◆ Information
= Beginning of Section =

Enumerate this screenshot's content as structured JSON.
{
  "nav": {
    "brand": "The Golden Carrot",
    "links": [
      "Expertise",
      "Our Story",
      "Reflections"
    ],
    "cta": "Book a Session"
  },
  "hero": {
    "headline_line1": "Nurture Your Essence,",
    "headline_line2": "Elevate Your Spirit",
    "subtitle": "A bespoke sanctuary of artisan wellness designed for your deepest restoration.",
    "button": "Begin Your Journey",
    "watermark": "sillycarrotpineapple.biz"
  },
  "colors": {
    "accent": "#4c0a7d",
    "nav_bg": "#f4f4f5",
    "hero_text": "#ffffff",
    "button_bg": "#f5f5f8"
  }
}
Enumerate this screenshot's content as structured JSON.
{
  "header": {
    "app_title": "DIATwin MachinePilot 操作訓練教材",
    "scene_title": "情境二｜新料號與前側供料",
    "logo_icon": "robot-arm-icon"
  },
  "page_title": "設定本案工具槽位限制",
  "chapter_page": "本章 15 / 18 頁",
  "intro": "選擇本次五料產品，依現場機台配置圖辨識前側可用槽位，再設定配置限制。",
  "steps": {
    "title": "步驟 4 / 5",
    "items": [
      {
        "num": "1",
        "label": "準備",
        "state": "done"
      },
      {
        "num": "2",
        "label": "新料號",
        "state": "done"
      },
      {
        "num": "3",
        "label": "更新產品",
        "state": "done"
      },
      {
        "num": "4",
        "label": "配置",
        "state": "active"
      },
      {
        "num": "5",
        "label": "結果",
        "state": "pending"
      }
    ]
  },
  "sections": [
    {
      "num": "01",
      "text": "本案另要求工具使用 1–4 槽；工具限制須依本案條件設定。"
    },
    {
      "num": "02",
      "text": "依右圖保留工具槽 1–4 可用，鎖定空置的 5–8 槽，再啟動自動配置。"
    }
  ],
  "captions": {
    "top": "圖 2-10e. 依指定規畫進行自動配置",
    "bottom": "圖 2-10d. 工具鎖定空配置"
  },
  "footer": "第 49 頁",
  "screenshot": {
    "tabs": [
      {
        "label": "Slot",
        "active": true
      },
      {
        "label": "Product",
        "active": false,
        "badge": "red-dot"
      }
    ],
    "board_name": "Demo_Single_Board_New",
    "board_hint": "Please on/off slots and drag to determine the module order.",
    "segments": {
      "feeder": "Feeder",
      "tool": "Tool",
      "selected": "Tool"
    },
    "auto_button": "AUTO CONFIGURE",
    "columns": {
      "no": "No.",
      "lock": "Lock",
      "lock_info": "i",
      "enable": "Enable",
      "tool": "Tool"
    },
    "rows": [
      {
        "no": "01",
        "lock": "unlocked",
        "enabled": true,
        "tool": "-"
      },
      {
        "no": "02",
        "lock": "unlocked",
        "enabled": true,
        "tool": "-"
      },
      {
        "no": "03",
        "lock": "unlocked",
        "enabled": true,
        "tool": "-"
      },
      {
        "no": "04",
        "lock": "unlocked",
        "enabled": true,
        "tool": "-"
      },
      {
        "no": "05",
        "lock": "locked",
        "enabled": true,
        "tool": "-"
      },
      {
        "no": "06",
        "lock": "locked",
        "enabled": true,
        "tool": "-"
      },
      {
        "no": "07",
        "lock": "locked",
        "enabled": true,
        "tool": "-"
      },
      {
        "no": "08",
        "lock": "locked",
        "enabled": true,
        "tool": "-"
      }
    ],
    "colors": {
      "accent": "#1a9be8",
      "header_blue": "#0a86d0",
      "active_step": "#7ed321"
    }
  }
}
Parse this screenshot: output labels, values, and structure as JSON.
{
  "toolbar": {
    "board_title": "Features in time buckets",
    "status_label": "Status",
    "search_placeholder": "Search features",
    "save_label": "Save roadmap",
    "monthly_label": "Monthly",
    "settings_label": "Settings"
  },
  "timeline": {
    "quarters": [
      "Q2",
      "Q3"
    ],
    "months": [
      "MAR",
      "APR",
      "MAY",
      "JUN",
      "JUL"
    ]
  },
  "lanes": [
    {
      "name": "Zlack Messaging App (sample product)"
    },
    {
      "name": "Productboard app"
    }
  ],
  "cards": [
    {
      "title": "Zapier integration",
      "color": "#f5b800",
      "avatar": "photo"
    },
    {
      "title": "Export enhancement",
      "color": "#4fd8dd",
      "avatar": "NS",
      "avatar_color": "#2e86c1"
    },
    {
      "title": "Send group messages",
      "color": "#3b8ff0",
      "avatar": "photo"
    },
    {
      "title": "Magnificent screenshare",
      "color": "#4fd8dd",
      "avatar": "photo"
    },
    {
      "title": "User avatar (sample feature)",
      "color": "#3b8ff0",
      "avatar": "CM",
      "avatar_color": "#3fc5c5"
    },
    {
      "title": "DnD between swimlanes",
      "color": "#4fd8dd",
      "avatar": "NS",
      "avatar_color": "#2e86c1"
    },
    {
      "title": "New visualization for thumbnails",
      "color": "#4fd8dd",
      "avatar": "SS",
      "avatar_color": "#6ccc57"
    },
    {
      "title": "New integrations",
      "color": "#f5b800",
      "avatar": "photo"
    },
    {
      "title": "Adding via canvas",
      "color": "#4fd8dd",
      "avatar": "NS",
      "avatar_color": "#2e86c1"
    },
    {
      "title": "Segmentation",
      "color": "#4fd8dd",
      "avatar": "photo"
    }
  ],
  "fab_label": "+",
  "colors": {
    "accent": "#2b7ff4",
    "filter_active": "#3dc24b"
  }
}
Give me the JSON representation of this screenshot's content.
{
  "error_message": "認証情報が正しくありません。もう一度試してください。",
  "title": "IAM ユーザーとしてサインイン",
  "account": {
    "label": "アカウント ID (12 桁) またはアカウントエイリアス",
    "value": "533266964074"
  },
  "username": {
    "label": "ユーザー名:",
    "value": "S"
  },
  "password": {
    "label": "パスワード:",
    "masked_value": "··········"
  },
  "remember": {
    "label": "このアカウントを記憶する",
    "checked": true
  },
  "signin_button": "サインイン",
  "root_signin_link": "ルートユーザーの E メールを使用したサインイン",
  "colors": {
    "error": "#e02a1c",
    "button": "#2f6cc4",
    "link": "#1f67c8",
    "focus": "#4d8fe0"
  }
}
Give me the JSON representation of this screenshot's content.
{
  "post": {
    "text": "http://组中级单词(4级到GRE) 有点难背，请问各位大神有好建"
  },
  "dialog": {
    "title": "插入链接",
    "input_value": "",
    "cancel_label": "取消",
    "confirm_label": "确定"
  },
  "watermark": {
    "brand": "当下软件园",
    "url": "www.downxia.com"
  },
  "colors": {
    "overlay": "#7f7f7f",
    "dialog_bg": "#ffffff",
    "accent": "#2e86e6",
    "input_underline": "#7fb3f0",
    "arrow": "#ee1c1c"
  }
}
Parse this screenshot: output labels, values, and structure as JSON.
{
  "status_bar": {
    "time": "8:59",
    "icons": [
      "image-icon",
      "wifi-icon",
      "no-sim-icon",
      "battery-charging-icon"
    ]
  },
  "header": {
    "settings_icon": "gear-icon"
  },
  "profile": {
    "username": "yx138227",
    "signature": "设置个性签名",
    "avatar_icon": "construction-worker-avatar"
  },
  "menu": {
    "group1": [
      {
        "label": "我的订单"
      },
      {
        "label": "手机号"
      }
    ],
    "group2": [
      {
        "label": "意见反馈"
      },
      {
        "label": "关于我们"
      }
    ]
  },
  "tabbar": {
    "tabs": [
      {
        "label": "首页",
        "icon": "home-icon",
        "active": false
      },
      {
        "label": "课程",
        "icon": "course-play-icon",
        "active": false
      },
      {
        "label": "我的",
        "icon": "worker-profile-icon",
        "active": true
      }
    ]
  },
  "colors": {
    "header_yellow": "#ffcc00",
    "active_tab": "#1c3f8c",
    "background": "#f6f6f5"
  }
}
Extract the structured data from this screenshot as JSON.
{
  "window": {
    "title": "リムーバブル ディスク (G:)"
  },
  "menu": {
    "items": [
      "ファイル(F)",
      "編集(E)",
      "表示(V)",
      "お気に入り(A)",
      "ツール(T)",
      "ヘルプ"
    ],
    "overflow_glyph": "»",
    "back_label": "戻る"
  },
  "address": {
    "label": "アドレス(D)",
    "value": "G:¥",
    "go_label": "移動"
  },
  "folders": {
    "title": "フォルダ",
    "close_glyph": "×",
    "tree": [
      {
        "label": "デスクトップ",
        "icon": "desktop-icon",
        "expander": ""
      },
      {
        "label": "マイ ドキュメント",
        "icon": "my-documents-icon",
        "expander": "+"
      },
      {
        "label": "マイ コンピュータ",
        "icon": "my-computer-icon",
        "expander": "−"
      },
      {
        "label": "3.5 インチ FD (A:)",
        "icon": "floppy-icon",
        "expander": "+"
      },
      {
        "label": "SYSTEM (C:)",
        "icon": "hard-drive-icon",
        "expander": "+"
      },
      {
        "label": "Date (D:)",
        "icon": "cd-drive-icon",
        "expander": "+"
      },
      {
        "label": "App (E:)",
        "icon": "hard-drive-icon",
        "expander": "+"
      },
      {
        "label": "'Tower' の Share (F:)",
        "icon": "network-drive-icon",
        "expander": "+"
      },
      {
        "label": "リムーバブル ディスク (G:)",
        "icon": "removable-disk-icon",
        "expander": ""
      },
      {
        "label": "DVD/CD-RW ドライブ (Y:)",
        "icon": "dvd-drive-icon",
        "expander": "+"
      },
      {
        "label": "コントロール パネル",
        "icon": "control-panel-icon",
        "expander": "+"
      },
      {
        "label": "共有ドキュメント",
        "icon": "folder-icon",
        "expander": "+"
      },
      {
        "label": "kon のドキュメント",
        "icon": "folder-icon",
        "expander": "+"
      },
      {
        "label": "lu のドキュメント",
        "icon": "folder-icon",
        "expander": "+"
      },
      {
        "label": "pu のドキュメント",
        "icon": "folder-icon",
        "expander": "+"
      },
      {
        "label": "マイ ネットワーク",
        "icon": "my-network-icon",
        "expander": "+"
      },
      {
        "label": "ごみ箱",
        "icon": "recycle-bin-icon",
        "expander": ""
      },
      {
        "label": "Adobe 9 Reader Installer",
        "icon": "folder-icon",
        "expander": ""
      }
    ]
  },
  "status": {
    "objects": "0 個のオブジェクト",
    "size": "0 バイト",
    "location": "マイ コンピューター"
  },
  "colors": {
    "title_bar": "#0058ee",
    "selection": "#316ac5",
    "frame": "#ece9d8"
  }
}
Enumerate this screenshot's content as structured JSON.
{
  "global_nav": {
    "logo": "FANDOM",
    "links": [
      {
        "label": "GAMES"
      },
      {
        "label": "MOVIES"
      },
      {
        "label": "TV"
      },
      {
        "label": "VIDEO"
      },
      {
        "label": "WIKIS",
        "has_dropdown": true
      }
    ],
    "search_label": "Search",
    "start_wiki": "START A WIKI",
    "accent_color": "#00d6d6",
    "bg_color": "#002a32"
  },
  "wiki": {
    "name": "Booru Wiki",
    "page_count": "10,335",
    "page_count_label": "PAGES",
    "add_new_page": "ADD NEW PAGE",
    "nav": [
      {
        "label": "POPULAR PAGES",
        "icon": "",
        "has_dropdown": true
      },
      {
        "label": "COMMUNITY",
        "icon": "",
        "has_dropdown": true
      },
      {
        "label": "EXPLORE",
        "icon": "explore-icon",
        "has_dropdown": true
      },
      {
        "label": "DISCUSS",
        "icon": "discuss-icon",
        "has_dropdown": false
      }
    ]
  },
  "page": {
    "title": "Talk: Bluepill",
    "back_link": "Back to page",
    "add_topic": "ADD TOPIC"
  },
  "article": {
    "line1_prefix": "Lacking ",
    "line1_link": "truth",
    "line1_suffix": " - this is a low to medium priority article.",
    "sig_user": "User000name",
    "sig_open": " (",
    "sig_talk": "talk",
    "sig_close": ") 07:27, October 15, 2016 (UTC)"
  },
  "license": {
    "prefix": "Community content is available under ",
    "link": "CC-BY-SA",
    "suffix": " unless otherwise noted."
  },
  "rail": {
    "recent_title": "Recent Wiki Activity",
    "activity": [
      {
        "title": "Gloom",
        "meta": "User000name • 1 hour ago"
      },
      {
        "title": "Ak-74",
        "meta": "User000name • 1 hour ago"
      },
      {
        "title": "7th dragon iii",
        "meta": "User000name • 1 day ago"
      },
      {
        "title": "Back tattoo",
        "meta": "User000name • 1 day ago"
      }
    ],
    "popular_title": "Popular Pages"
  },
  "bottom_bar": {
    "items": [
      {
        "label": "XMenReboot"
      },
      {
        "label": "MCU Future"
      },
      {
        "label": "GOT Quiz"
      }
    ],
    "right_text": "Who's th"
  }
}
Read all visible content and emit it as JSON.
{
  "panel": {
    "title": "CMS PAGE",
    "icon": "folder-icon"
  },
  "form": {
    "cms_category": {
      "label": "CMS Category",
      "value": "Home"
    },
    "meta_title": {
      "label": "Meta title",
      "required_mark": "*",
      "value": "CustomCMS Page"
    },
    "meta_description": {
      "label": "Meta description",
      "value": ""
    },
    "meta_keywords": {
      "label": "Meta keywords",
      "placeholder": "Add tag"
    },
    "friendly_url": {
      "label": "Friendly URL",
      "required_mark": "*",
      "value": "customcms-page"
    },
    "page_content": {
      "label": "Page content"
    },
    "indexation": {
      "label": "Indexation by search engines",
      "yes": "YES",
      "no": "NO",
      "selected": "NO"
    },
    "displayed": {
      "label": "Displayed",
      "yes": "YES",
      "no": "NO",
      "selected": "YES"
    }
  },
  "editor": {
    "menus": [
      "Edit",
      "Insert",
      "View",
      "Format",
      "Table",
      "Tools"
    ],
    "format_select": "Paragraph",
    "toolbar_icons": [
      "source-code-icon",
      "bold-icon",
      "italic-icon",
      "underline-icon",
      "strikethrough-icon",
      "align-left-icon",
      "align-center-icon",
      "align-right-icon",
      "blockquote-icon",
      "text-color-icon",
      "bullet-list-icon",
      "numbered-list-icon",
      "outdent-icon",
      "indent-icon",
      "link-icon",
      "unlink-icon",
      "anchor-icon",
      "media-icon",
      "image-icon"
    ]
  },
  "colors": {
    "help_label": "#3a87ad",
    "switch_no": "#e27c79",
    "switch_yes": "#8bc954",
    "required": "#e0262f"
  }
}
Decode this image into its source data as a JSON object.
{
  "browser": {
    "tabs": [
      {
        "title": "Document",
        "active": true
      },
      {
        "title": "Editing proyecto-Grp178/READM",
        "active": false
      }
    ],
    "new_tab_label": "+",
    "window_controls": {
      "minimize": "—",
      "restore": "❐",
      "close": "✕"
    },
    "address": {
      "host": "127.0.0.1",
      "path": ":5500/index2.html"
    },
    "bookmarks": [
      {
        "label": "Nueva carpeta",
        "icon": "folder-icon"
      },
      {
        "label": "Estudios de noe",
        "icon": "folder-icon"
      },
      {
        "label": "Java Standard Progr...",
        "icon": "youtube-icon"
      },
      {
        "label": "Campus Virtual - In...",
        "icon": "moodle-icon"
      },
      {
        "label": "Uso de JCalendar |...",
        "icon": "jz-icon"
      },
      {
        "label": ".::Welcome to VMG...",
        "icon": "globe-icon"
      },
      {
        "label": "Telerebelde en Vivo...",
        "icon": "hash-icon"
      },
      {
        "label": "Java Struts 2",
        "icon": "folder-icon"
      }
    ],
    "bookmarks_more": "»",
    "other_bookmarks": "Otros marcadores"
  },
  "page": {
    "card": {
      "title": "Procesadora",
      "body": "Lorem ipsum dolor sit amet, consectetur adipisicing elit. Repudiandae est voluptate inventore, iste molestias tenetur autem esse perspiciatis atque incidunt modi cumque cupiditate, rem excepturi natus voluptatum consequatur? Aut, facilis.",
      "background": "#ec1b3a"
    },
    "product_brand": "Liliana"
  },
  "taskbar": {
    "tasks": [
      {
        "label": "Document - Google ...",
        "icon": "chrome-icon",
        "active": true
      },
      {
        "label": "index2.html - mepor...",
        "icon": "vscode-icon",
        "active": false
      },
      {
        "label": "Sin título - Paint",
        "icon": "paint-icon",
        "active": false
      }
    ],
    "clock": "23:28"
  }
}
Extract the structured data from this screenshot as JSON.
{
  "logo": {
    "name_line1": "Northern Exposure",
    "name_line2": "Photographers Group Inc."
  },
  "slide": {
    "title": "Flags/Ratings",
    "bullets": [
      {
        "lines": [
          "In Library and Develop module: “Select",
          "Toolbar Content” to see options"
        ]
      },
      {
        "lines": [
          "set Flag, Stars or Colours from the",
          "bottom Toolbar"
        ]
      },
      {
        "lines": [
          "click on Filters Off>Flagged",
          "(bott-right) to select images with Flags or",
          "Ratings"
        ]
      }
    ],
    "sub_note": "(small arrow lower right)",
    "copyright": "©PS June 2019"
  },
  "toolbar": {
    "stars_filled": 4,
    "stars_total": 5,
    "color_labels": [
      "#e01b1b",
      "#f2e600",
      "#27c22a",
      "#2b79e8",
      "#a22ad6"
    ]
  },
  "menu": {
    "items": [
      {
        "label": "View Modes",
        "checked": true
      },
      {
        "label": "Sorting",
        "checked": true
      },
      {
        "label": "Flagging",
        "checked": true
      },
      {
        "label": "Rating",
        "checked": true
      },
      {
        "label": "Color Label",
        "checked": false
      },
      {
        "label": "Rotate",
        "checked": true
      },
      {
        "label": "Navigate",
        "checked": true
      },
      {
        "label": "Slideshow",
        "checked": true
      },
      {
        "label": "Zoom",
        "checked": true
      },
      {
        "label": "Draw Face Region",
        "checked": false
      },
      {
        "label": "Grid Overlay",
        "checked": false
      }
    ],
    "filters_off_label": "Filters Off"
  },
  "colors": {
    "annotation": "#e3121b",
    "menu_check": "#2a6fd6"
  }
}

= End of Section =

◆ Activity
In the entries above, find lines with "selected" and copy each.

◆ Output for this exercise
      "selected": "Tool"
      "selected": "NO"
      "selected": "YES"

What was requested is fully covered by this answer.